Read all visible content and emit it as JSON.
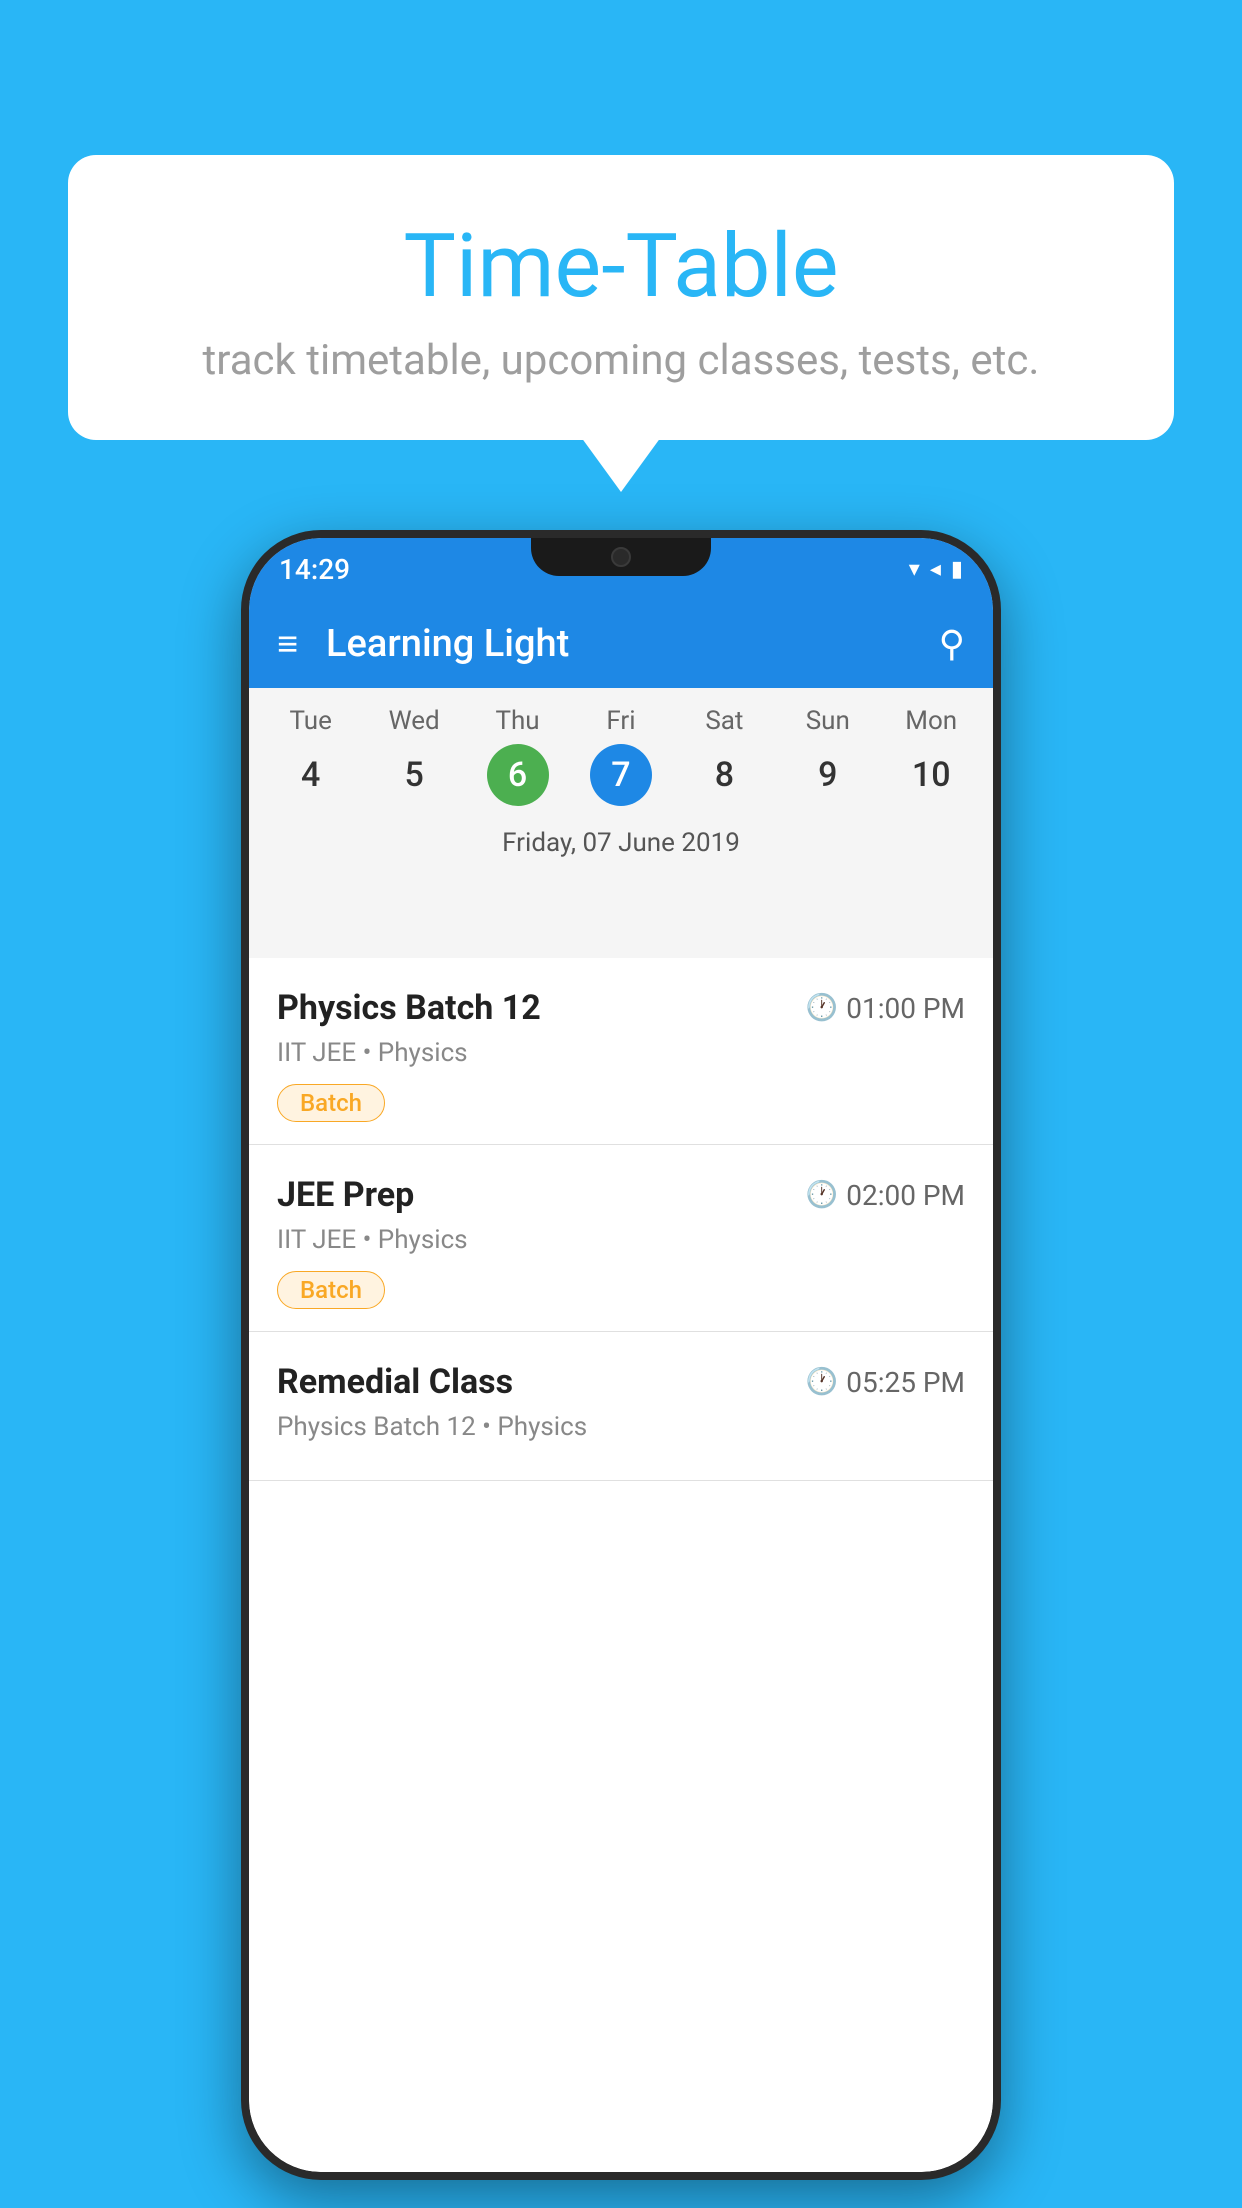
{
  "background_color": "#29b6f6",
  "bubble": {
    "title": "Time-Table",
    "subtitle": "track timetable, upcoming classes, tests, etc."
  },
  "phone": {
    "status_bar": {
      "time": "14:29",
      "wifi_icon": "▾",
      "signal_icon": "◂",
      "battery_icon": "▮"
    },
    "app_bar": {
      "title": "Learning Light",
      "menu_icon": "≡",
      "search_icon": "⌕"
    },
    "calendar": {
      "days": [
        {
          "label": "Tue",
          "number": "4",
          "state": "normal"
        },
        {
          "label": "Wed",
          "number": "5",
          "state": "normal"
        },
        {
          "label": "Thu",
          "number": "6",
          "state": "today"
        },
        {
          "label": "Fri",
          "number": "7",
          "state": "selected"
        },
        {
          "label": "Sat",
          "number": "8",
          "state": "normal"
        },
        {
          "label": "Sun",
          "number": "9",
          "state": "normal"
        },
        {
          "label": "Mon",
          "number": "10",
          "state": "normal"
        }
      ],
      "selected_date_label": "Friday, 07 June 2019"
    },
    "schedule": [
      {
        "title": "Physics Batch 12",
        "time": "01:00 PM",
        "subtitle": "IIT JEE • Physics",
        "badge": "Batch"
      },
      {
        "title": "JEE Prep",
        "time": "02:00 PM",
        "subtitle": "IIT JEE • Physics",
        "badge": "Batch"
      },
      {
        "title": "Remedial Class",
        "time": "05:25 PM",
        "subtitle": "Physics Batch 12 • Physics",
        "badge": ""
      }
    ]
  }
}
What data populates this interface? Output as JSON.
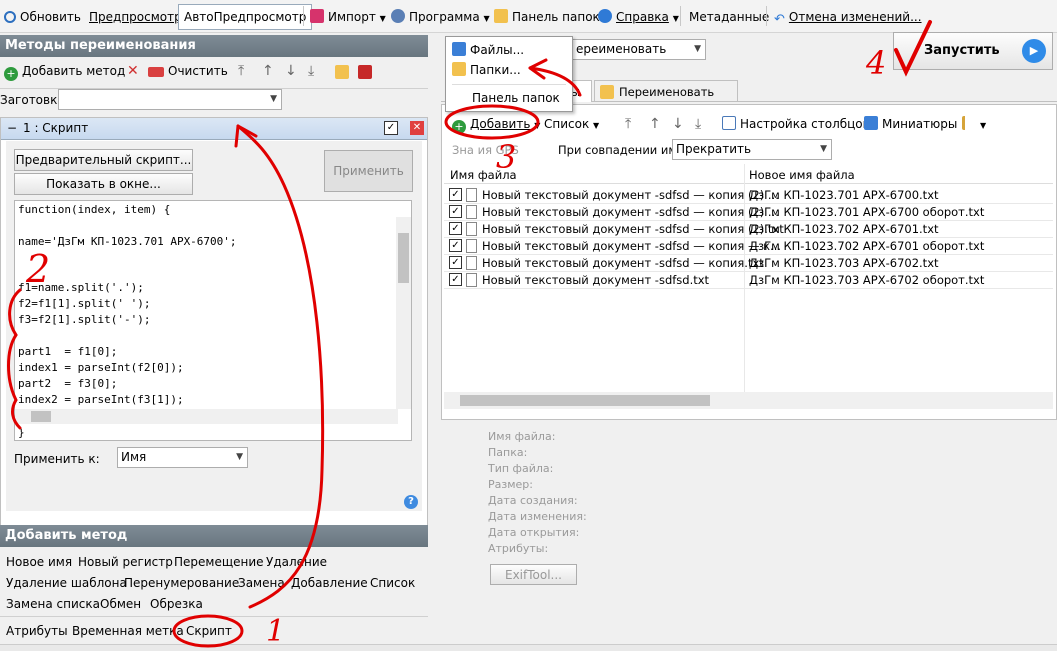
{
  "toolbar": {
    "refresh": "Обновить",
    "preview": "Предпросмотр",
    "autopreview": "АвтоПредпросмотр",
    "import": "Импорт",
    "program": "Программа",
    "folders_panel": "Панель папок",
    "help": "Справка",
    "metadata": "Метаданные",
    "undo": "Отмена изменений..."
  },
  "left": {
    "methods_title": "Методы переименования",
    "add_method": "Добавить метод",
    "clear": "Очистить",
    "presets_label": "Заготовки:",
    "method_item": "1 : Скрипт",
    "pre_script": "Предварительный скрипт...",
    "show_window": "Показать в окне...",
    "apply": "Применить",
    "apply_to_label": "Применить к:",
    "apply_to_value": "Имя",
    "add_method_title": "Добавить метод"
  },
  "code": {
    "l1": "function(index, item) {",
    "l2": "name='ДзГм КП-1023.701 АРХ-6700';",
    "l3": "f1=name.split('.');",
    "l4": "f2=f1[1].split(' ');",
    "l5": "f3=f2[1].split('-');",
    "l6": "part1  = f1[0];",
    "l7": "index1 = parseInt(f2[0]);",
    "l8": "part2  = f3[0];",
    "l9": "index2 = parseInt(f3[1]);",
    "l10": "}"
  },
  "methods": {
    "m1": "Новое имя",
    "m2": "Новый регистр",
    "m3": "Перемещение",
    "m4": "Удаление",
    "m5": "Удаление шаблона",
    "m6": "Перенумерование",
    "m7": "Замена",
    "m8": "Добавление",
    "m9": "Список",
    "m10": "Замена списка",
    "m11": "Обмен",
    "m12": "Обрезка",
    "m13": "Атрибуты",
    "m14": "Временная метка",
    "m15": "Скрипт"
  },
  "right": {
    "files_menu": "Файлы...",
    "folders_menu": "Папки...",
    "panel_menu": "Панель папок",
    "rename_combo": "ереименовать",
    "tab_files": "лы",
    "tab_rename_folders": "Переименовать Папки",
    "add": "Добавить",
    "list": "Список",
    "columns": "Настройка столбцов",
    "thumbnails": "Миниатюры",
    "gps": "Зна    ия GPS",
    "match_label": "При совпадении имен:",
    "match_value": "Прекратить",
    "run": "Запустить",
    "col1": "Имя файла",
    "col2": "Новое имя файла",
    "exiftool": "ExifTool..."
  },
  "rows": [
    {
      "old": "Новый текстовый документ -sdfsd — копия (2) ...",
      "new": "ДзГм КП-1023.701 АРХ-6700.txt"
    },
    {
      "old": "Новый текстовый документ -sdfsd — копия (2) ...",
      "new": "ДзГм КП-1023.701 АРХ-6700 оборот.txt"
    },
    {
      "old": "Новый текстовый документ -sdfsd — копия (2).txt",
      "new": "ДзГм КП-1023.702 АРХ-6701.txt"
    },
    {
      "old": "Новый текстовый документ -sdfsd — копия — к...",
      "new": "ДзГм КП-1023.702 АРХ-6701 оборот.txt"
    },
    {
      "old": "Новый текстовый документ -sdfsd — копия.txt",
      "new": "ДзГм КП-1023.703 АРХ-6702.txt"
    },
    {
      "old": "Новый текстовый документ -sdfsd.txt",
      "new": "ДзГм КП-1023.703 АРХ-6702 оборот.txt"
    }
  ],
  "meta": {
    "a": "Имя файла:",
    "b": "Папка:",
    "c": "Тип файла:",
    "d": "Размер:",
    "e": "Дата создания:",
    "f": "Дата изменения:",
    "g": "Дата открытия:",
    "h": "Атрибуты:"
  },
  "annotations": {
    "n1": "1",
    "n2": "2",
    "n3": "3",
    "n4": "4"
  },
  "colors": {
    "accent": "#3b7fd6",
    "annotation": "#e00000",
    "header": "#6f7d86"
  }
}
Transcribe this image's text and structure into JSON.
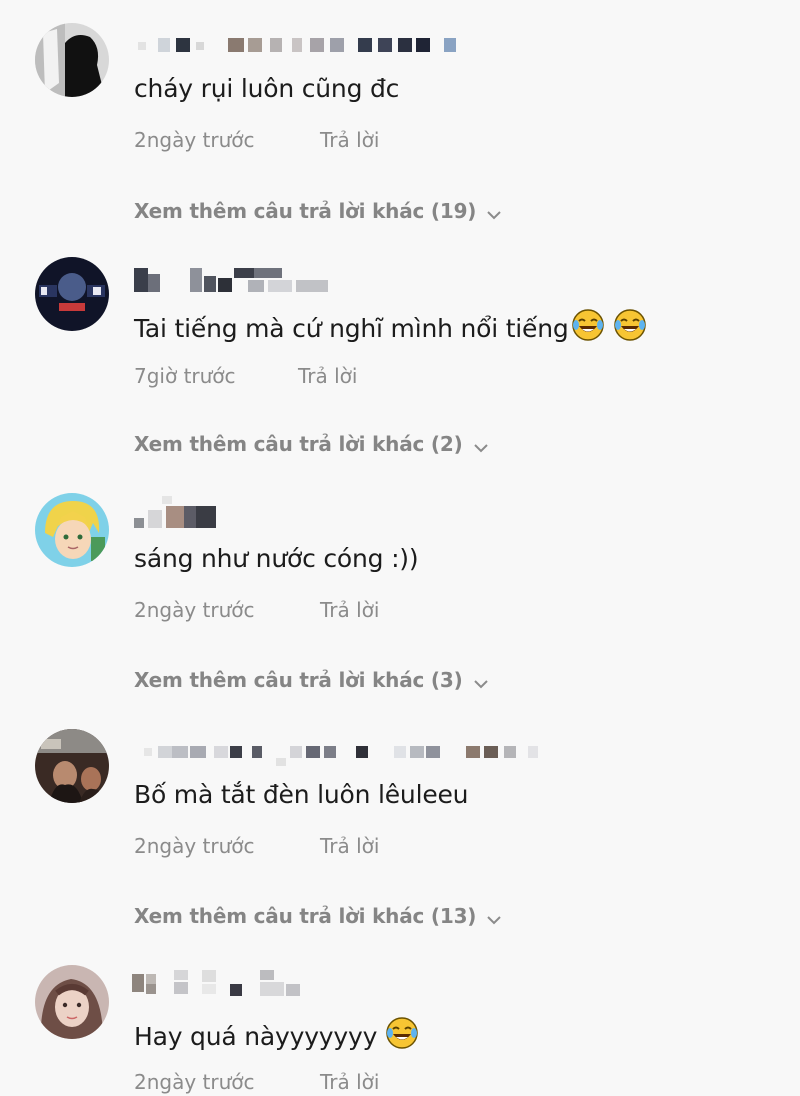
{
  "comments": [
    {
      "text": "cháy rụi luôn cũng đc",
      "emojis": [],
      "time": "2ngày trước",
      "reply_label": "Trả lời",
      "more_replies": "Xem thêm câu trả lời khác (19)"
    },
    {
      "text": "Tai tiếng mà cứ nghĩ mình nổi tiếng",
      "emojis": [
        "tears-of-joy",
        "tears-of-joy"
      ],
      "time": "7giờ trước",
      "reply_label": "Trả lời",
      "more_replies": "Xem thêm câu trả lời khác (2)"
    },
    {
      "text": "sáng như nước cóng :))",
      "emojis": [],
      "time": "2ngày trước",
      "reply_label": "Trả lời",
      "more_replies": "Xem thêm câu trả lời khác (3)"
    },
    {
      "text": "Bố mà tắt đèn luôn lêuleeu",
      "emojis": [],
      "time": "2ngày trước",
      "reply_label": "Trả lời",
      "more_replies": "Xem thêm câu trả lời khác (13)"
    },
    {
      "text": "Hay quá nàyyyyyyy",
      "emojis": [
        "tears-of-joy"
      ],
      "time": "2ngày trước",
      "reply_label": "Trả lời"
    }
  ],
  "colors": {
    "background": "#f8f8f8",
    "text": "#1c1c1c",
    "meta": "#8b8b8b",
    "emoji_face": "#f7c533"
  }
}
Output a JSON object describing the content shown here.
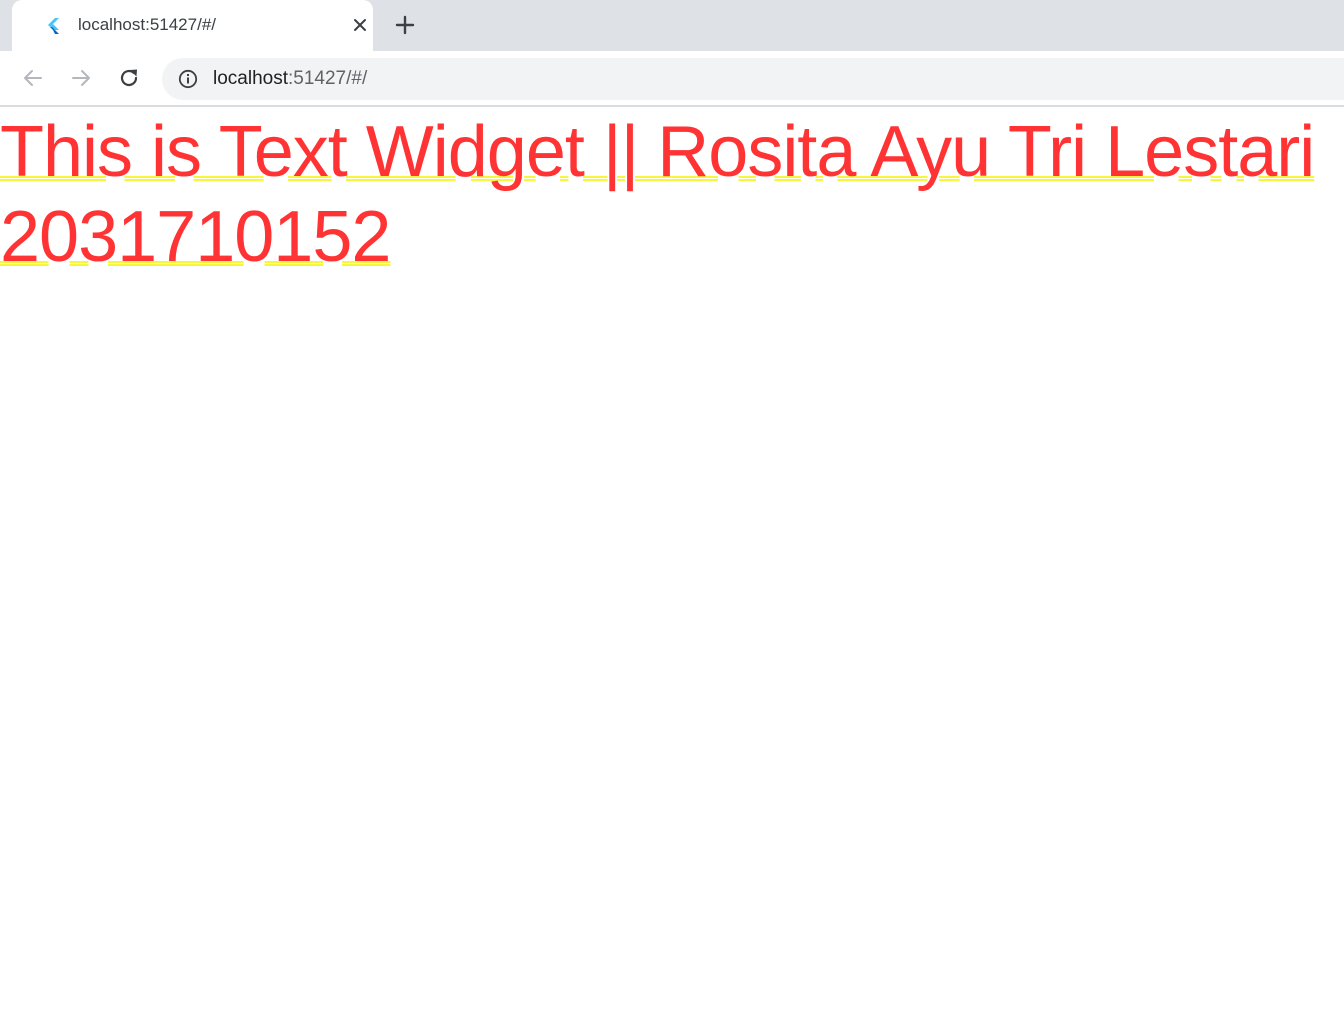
{
  "browser": {
    "tab": {
      "title": "localhost:51427/#/",
      "favicon": "flutter-logo-icon",
      "close_icon": "close-icon"
    },
    "new_tab_icon": "plus-icon",
    "toolbar": {
      "back_icon": "back-arrow-icon",
      "forward_icon": "forward-arrow-icon",
      "reload_icon": "reload-icon",
      "info_icon": "info-icon",
      "url_host": "localhost",
      "url_rest": ":51427/#/"
    }
  },
  "page": {
    "text_widget": "This is Text Widget || Rosita Ayu Tri Lestari 2031710152",
    "text_color": "#ff3333",
    "underline_color": "#f6f63a"
  }
}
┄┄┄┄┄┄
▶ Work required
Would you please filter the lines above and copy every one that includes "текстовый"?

▶ Problem solution
      "old": "Новый текстовый документ -sdfsd — копия (2) ...",
      "old": "Новый текстовый документ -sdfsd — копия (2) ...",
      "old": "Новый текстовый документ -sdfsd — копия (2).txt",
      "old": "Новый текстовый документ -sdfsd — копия — к...",
      "old": "Новый текстовый документ -sdfsd — копия.txt",
      "old": "Новый текстовый документ -sdfsd.txt",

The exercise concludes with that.